Genetic differentiation in the winter pine processionary moth (Thaumetopoea pityocampa - wilkinsoni complex), inferred by AFLP and mitochondrial DNA markers.

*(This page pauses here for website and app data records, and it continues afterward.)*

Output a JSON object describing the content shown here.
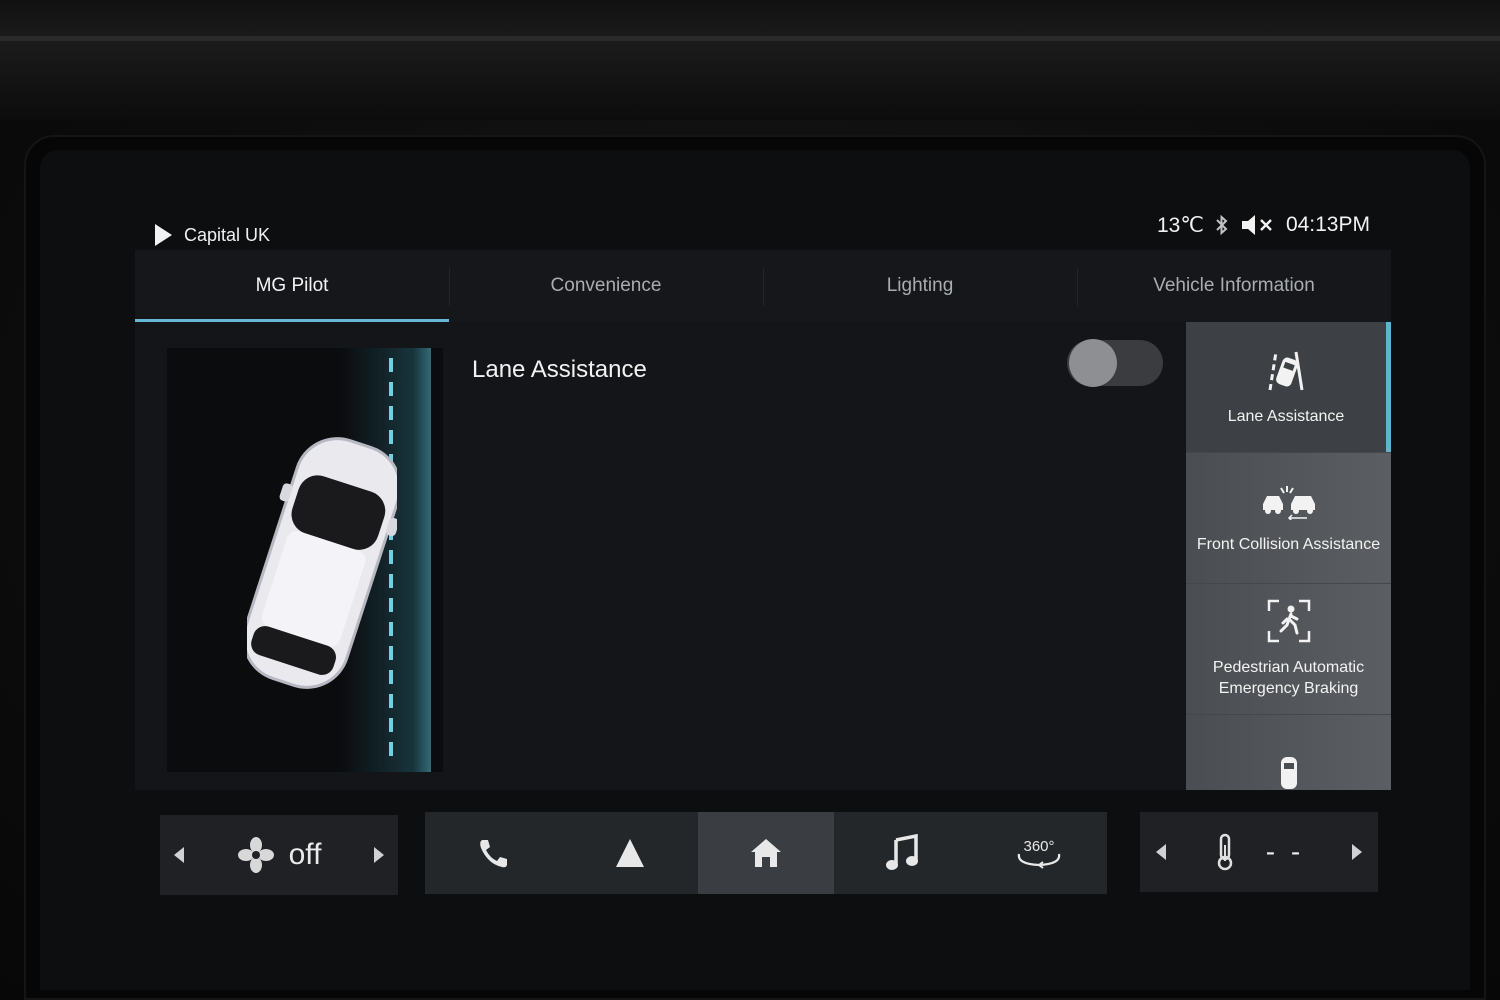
{
  "status": {
    "station": "Capital UK",
    "temperature": "13℃",
    "time": "04:13PM"
  },
  "tabs": [
    {
      "label": "MG Pilot",
      "active": true
    },
    {
      "label": "Convenience"
    },
    {
      "label": "Lighting"
    },
    {
      "label": "Vehicle Information"
    }
  ],
  "main": {
    "feature_title": "Lane Assistance",
    "toggle_on": false
  },
  "side": {
    "items": [
      {
        "label": "Lane Assistance",
        "icon": "lane-assist-icon",
        "active": true
      },
      {
        "label": "Front Collision Assistance",
        "icon": "front-collision-icon"
      },
      {
        "label": "Pedestrian Automatic Emergency Braking",
        "icon": "pedestrian-braking-icon"
      },
      {
        "label": "",
        "icon": "rear-sensor-icon"
      }
    ]
  },
  "dock": {
    "fan_state": "off",
    "temp_value": "- -",
    "buttons": [
      "phone-icon",
      "navigation-icon",
      "home-icon",
      "music-icon",
      "camera-360-icon"
    ],
    "camera_label": "360°"
  },
  "colors": {
    "accent": "#67b7d6",
    "background": "#0d0e10"
  }
}
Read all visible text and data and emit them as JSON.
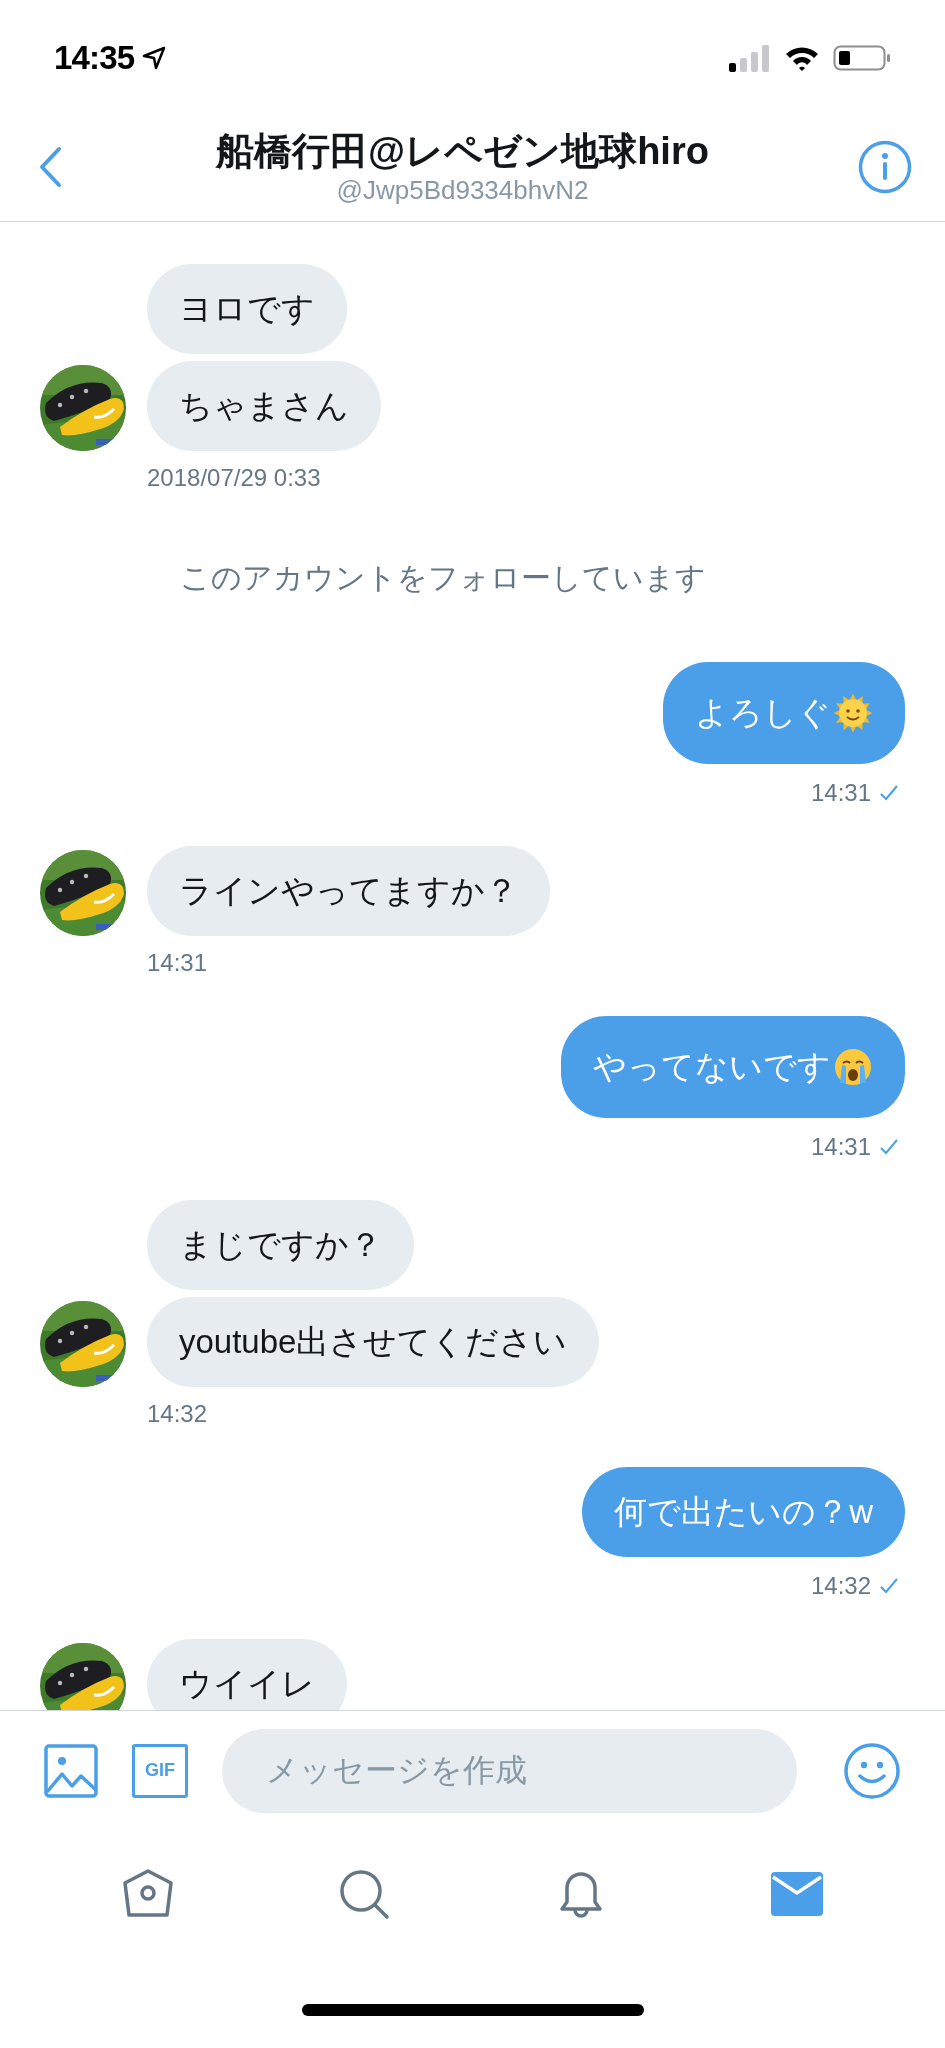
{
  "status_bar": {
    "time": "14:35"
  },
  "header": {
    "title": "船橋行田@レペゼン地球hiro",
    "handle": "@Jwp5Bd9334bhvN2"
  },
  "messages": [
    {
      "kind": "received",
      "bubbles": [
        {
          "text": "ヨロです"
        },
        {
          "text": "ちゃまさん"
        }
      ],
      "time": "2018/07/29 0:33"
    },
    {
      "kind": "notice",
      "text": "このアカウントをフォローしています"
    },
    {
      "kind": "sent",
      "bubbles": [
        {
          "text": "よろしぐ",
          "kind": "sun"
        }
      ],
      "time": "14:31",
      "read": true
    },
    {
      "kind": "received",
      "bubbles": [
        {
          "text": "ラインやってますか？"
        }
      ],
      "time": "14:31"
    },
    {
      "kind": "sent",
      "bubbles": [
        {
          "text": "やってないです",
          "kind": "crying"
        }
      ],
      "time": "14:31",
      "read": true
    },
    {
      "kind": "received",
      "bubbles": [
        {
          "text": "まじですか？"
        },
        {
          "text": "youtube出させてください"
        }
      ],
      "time": "14:32"
    },
    {
      "kind": "sent",
      "bubbles": [
        {
          "text": "何で出たいの？w"
        }
      ],
      "time": "14:32",
      "read": true
    },
    {
      "kind": "received",
      "bubbles": [
        {
          "text": "ウイイレ"
        }
      ]
    }
  ],
  "composer": {
    "gif_label": "GIF",
    "placeholder": "メッセージを作成"
  },
  "tabs": [
    {
      "kind": "home",
      "selected": false
    },
    {
      "kind": "search",
      "selected": false
    },
    {
      "kind": "notifications",
      "selected": false
    },
    {
      "kind": "messages",
      "selected": true
    }
  ]
}
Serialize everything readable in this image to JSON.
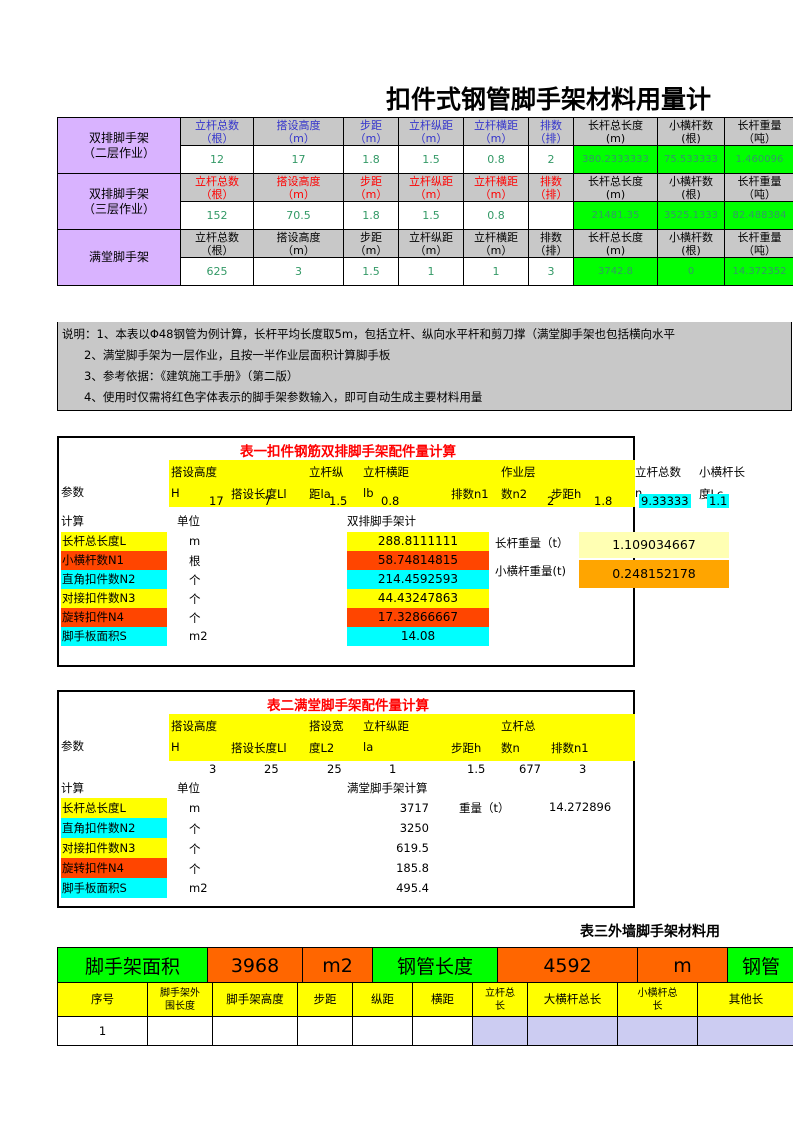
{
  "document": {
    "title": "扣件式钢管脚手架材料用量计"
  },
  "table_a": {
    "columns": [
      "立杆总数（根）",
      "搭设高度（m）",
      "步距（m）",
      "立杆纵距（m）",
      "立杆横距（m）",
      "排数（排）",
      "长杆总长度（m）",
      "小横杆数（根）",
      "长杆重量（吨）"
    ],
    "col_lines": [
      {
        "l1": "立杆总数",
        "l2": "（根）"
      },
      {
        "l1": "搭设高度",
        "l2": "（m）"
      },
      {
        "l1": "步距",
        "l2": "（m）"
      },
      {
        "l1": "立杆纵距",
        "l2": "（m）"
      },
      {
        "l1": "立杆横距",
        "l2": "（m）"
      },
      {
        "l1": "排数",
        "l2": "（排）"
      },
      {
        "l1": "长杆总长度",
        "l2": "(m)"
      },
      {
        "l1": "小横杆数",
        "l2": "(根)"
      },
      {
        "l1": "长杆重量",
        "l2": "（吨）"
      }
    ],
    "rows": [
      {
        "label_l1": "双排脚手架",
        "label_l2": "（二层作业）",
        "header_color": "#3333cc",
        "values": [
          "12",
          "17",
          "1.8",
          "1.5",
          "0.8",
          "2",
          "380.2333333",
          "75.533333",
          "1.460096"
        ]
      },
      {
        "label_l1": "双排脚手架",
        "label_l2": "（三层作业）",
        "header_color": "#ff0000",
        "values": [
          "152",
          "70.5",
          "1.8",
          "1.5",
          "0.8",
          "",
          "21481.35",
          "3525.1333",
          "82.488384"
        ]
      },
      {
        "label_l1": "满堂脚手架",
        "label_l2": "",
        "header_color": "#000000",
        "values": [
          "625",
          "3",
          "1.5",
          "1",
          "1",
          "3",
          "3742.8",
          "0",
          "14.372352"
        ]
      }
    ]
  },
  "notes": {
    "line1": "说明：1、本表以Φ48钢管为例计算，长杆平均长度取5m，包括立杆、纵向水平杆和剪刀撑（满堂脚手架也包括横向水平",
    "line2": "2、满堂脚手架为一层作业，且按一半作业层面积计算脚手板",
    "line3": "3、参考依据：《建筑施工手册》（第二版）",
    "line4": "4、使用时仅需将红色字体表示的脚手架参数输入，即可自动生成主要材料用量"
  },
  "table1": {
    "title": "表一扣件钢筋双排脚手架配件量计算",
    "param_label": "参数",
    "headers": [
      {
        "l1": "搭设高度",
        "l2": "H"
      },
      {
        "l1": "",
        "l2": "搭设长度Ll"
      },
      {
        "l1": "立杆纵",
        "l2": "距la"
      },
      {
        "l1": "立杆横距",
        "l2": "lb"
      },
      {
        "l1": "",
        "l2": "排数n1"
      },
      {
        "l1": "作业层",
        "l2": "数n2"
      },
      {
        "l1": "",
        "l2": "步距h"
      },
      {
        "l1": "立杆总数",
        "l2": "n"
      },
      {
        "l1": "小横杆长",
        "l2": "度Lc"
      }
    ],
    "param_values": [
      "17",
      "7",
      "1.5",
      "0.8",
      "",
      "2",
      "1.8",
      "9.33333",
      "1.1"
    ],
    "calc_label": "计算",
    "unit_label": "单位",
    "result_label": "双排脚手架计",
    "rows": [
      {
        "label": "长杆总长度L",
        "unit": "m",
        "value": "288.8111111",
        "label_bg": "#ffff00",
        "value_bg": "#ffff00"
      },
      {
        "label": "小横杆数N1",
        "unit": "根",
        "value": "58.74814815",
        "label_bg": "#ff4500",
        "value_bg": "#ff4500"
      },
      {
        "label": "直角扣件数N2",
        "unit": "个",
        "value": "214.4592593",
        "label_bg": "#00ffff",
        "value_bg": "#00ffff"
      },
      {
        "label": "对接扣件数N3",
        "unit": "个",
        "value": "44.43247863",
        "label_bg": "#ffff00",
        "value_bg": "#ffff00"
      },
      {
        "label": "旋转扣件N4",
        "unit": "个",
        "value": "17.32866667",
        "label_bg": "#ff4500",
        "value_bg": "#ff4500"
      },
      {
        "label": "脚手板面积S",
        "unit": "m2",
        "value": "14.08",
        "label_bg": "#00ffff",
        "value_bg": "#00ffff"
      }
    ],
    "weights": [
      {
        "label": "长杆重量（t）",
        "value": "1.109034667",
        "bg": "#ffffb3"
      },
      {
        "label": "小横杆重量(t)",
        "value": "0.248152178",
        "bg": "#ffa500"
      }
    ]
  },
  "table2": {
    "title": "表二满堂脚手架配件量计算",
    "param_label": "参数",
    "headers": [
      {
        "l1": "搭设高度",
        "l2": "H"
      },
      {
        "l1": "",
        "l2": "搭设长度Ll"
      },
      {
        "l1": "搭设宽",
        "l2": "度L2"
      },
      {
        "l1": "立杆纵距",
        "l2": "la"
      },
      {
        "l1": "",
        "l2": "步距h"
      },
      {
        "l1": "立杆总",
        "l2": "数n"
      },
      {
        "l1": "",
        "l2": "排数n1"
      }
    ],
    "param_values": [
      "3",
      "25",
      "25",
      "1",
      "1.5",
      "677",
      "3"
    ],
    "calc_label": "计算",
    "unit_label": "单位",
    "result_label": "满堂脚手架计算",
    "rows": [
      {
        "label": "长杆总长度L",
        "unit": "m",
        "value": "3717",
        "label_bg": "#ffff00"
      },
      {
        "label": "直角扣件数N2",
        "unit": "个",
        "value": "3250",
        "label_bg": "#00ffff"
      },
      {
        "label": "对接扣件数N3",
        "unit": "个",
        "value": "619.5",
        "label_bg": "#ffff00"
      },
      {
        "label": "旋转扣件N4",
        "unit": "个",
        "value": "185.8",
        "label_bg": "#ff4500"
      },
      {
        "label": "脚手板面积S",
        "unit": "m2",
        "value": "495.4",
        "label_bg": "#00ffff"
      }
    ],
    "weight_label": "重量（t）",
    "weight_value": "14.272896"
  },
  "table3": {
    "caption": "表三外墙脚手架材料用",
    "banner": [
      {
        "text": "脚手架面积",
        "kind": "label"
      },
      {
        "text": "3968",
        "kind": "value"
      },
      {
        "text": "m2",
        "kind": "unit"
      },
      {
        "text": "钢管长度",
        "kind": "label"
      },
      {
        "text": "4592",
        "kind": "value"
      },
      {
        "text": "m",
        "kind": "unit"
      },
      {
        "text": "钢管",
        "kind": "label"
      }
    ],
    "columns": [
      {
        "l1": "序号",
        "l2": ""
      },
      {
        "l1": "脚手架外",
        "l2": "围长度"
      },
      {
        "l1": "脚手架高度",
        "l2": ""
      },
      {
        "l1": "步距",
        "l2": ""
      },
      {
        "l1": "纵距",
        "l2": ""
      },
      {
        "l1": "横距",
        "l2": ""
      },
      {
        "l1": "立杆总",
        "l2": "长"
      },
      {
        "l1": "大横杆总长",
        "l2": ""
      },
      {
        "l1": "小横杆总",
        "l2": "长"
      },
      {
        "l1": "其他长",
        "l2": ""
      }
    ],
    "row": [
      "1",
      "",
      "",
      "",
      "",
      "",
      "",
      "",
      "",
      ""
    ]
  }
}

The winter pine processionary moth has become an important pine pest in the last century, as a consequence of the spread of pine cultivation in the Mediterranean region. The pattern of genetic differentiation of this group, that includes two sibling species (T. pityocampa and T. wilkinsoni), has been studied in nine populations using amplified fragment length polymorphism (AFLP) and single strand conformation polymorphism-sequence analysis (SSCP) of the mitochondrial cytochrome oxidase [cytochrome-c oxidase] 1 (COI) and cytochrome oxidase 2 (COII). Results indicate the existence of strong genetic differentiation between the two species that became separated before the Quaternary ice ages. Moreover, data indicate that T. pityocampa has a strong geographical structure, particularly evident at the nuclear level, where all pairwise φST were highly significant and individuals from the same population were strongly clustered when an individual tree was reconstructed. The estimates of the absolute number of migrants between populations (Nm), obtained from mitochondrial and nuclear DNA markers suggest that gene flow is low and that a gender-related dispersal could occur in this species. The males appear to disperse more than females, contributing to the genetic diversity of populations on a relatively wide range, reducing the risks of inbreeding and the genetic loss associated with bottlenecks occurring in isolated populations.